Your objective
Return all the entries word for word, minus the pictures.

Given records
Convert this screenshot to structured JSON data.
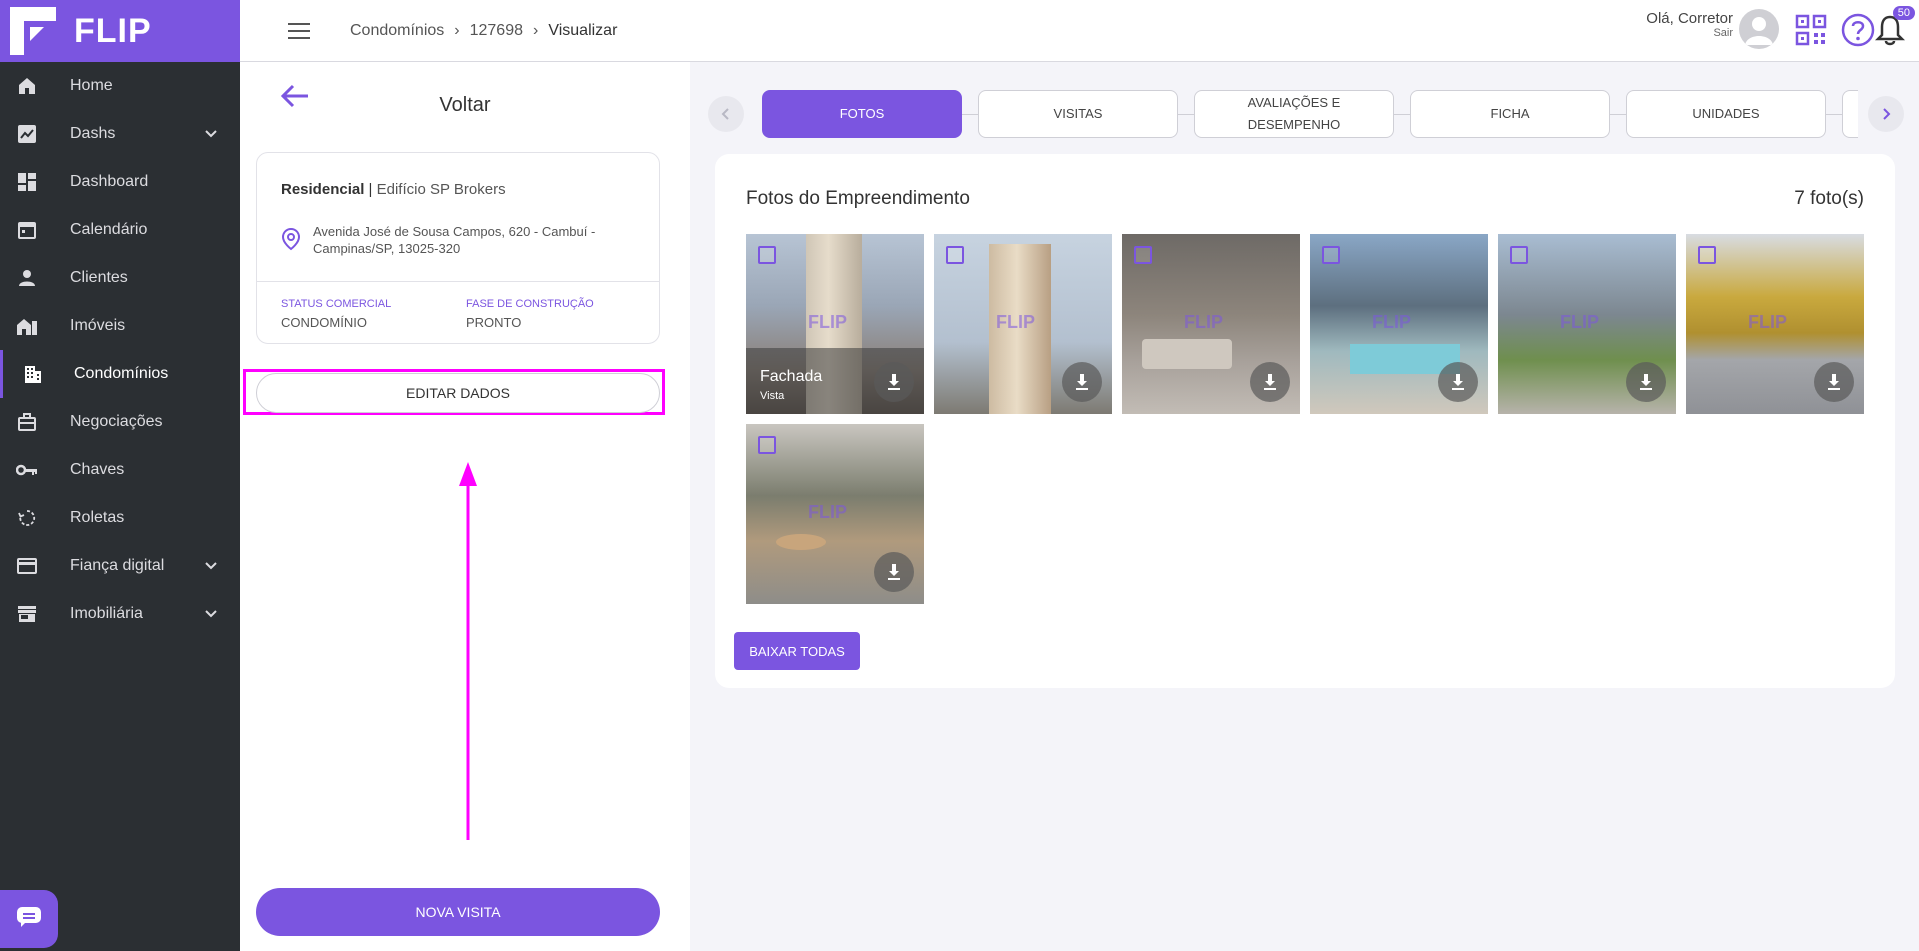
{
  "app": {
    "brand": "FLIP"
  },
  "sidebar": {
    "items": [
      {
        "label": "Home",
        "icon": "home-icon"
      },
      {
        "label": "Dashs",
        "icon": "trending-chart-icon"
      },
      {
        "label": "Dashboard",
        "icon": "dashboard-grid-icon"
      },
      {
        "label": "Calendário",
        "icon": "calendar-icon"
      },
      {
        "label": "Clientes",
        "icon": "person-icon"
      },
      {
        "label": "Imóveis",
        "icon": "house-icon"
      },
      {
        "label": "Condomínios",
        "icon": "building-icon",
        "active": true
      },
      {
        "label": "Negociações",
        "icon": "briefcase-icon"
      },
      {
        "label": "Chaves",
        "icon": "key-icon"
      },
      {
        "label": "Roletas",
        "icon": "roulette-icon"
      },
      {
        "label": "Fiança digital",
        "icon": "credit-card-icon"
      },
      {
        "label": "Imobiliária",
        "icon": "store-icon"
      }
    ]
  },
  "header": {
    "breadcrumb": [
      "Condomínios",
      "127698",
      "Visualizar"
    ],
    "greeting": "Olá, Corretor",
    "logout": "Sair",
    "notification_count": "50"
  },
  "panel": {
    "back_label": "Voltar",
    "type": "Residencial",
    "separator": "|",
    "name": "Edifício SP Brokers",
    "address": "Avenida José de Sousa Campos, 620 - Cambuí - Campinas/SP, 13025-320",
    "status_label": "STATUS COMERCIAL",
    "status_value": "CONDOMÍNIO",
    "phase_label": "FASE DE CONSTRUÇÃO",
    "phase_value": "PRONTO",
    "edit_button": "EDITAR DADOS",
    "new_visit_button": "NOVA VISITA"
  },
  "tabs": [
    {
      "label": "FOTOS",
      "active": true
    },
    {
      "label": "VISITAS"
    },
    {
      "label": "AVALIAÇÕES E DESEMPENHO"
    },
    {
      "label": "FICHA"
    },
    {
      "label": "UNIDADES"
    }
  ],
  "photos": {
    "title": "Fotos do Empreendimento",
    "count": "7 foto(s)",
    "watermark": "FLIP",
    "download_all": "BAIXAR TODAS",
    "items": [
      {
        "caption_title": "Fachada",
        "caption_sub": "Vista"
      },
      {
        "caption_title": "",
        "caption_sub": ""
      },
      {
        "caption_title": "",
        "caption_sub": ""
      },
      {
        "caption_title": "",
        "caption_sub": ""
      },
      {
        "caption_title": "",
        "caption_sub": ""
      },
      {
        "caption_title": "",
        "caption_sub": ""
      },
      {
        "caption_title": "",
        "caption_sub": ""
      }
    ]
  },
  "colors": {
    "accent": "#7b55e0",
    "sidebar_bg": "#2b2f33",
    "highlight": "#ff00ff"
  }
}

Worked solution
Convert this screenshot to structured JSON data.
{
  "app": {
    "brand": "FLIP"
  },
  "sidebar": {
    "items": [
      {
        "label": "Home",
        "icon": "home-icon"
      },
      {
        "label": "Dashs",
        "icon": "trending-chart-icon"
      },
      {
        "label": "Dashboard",
        "icon": "dashboard-grid-icon"
      },
      {
        "label": "Calendário",
        "icon": "calendar-icon"
      },
      {
        "label": "Clientes",
        "icon": "person-icon"
      },
      {
        "label": "Imóveis",
        "icon": "house-icon"
      },
      {
        "label": "Condomínios",
        "icon": "building-icon",
        "active": true
      },
      {
        "label": "Negociações",
        "icon": "briefcase-icon"
      },
      {
        "label": "Chaves",
        "icon": "key-icon"
      },
      {
        "label": "Roletas",
        "icon": "roulette-icon"
      },
      {
        "label": "Fiança digital",
        "icon": "credit-card-icon"
      },
      {
        "label": "Imobiliária",
        "icon": "store-icon"
      }
    ]
  },
  "header": {
    "breadcrumb": [
      "Condomínios",
      "127698",
      "Visualizar"
    ],
    "greeting": "Olá, Corretor",
    "logout": "Sair",
    "notification_count": "50"
  },
  "panel": {
    "back_label": "Voltar",
    "type": "Residencial",
    "separator": "|",
    "name": "Edifício SP Brokers",
    "address": "Avenida José de Sousa Campos, 620 - Cambuí - Campinas/SP, 13025-320",
    "status_label": "STATUS COMERCIAL",
    "status_value": "CONDOMÍNIO",
    "phase_label": "FASE DE CONSTRUÇÃO",
    "phase_value": "PRONTO",
    "edit_button": "EDITAR DADOS",
    "new_visit_button": "NOVA VISITA"
  },
  "tabs": [
    {
      "label": "FOTOS",
      "active": true
    },
    {
      "label": "VISITAS"
    },
    {
      "label": "AVALIAÇÕES E DESEMPENHO"
    },
    {
      "label": "FICHA"
    },
    {
      "label": "UNIDADES"
    }
  ],
  "photos": {
    "title": "Fotos do Empreendimento",
    "count": "7 foto(s)",
    "watermark": "FLIP",
    "download_all": "BAIXAR TODAS",
    "items": [
      {
        "caption_title": "Fachada",
        "caption_sub": "Vista"
      },
      {
        "caption_title": "",
        "caption_sub": ""
      },
      {
        "caption_title": "",
        "caption_sub": ""
      },
      {
        "caption_title": "",
        "caption_sub": ""
      },
      {
        "caption_title": "",
        "caption_sub": ""
      },
      {
        "caption_title": "",
        "caption_sub": ""
      },
      {
        "caption_title": "",
        "caption_sub": ""
      }
    ]
  },
  "colors": {
    "accent": "#7b55e0",
    "sidebar_bg": "#2b2f33",
    "highlight": "#ff00ff"
  }
}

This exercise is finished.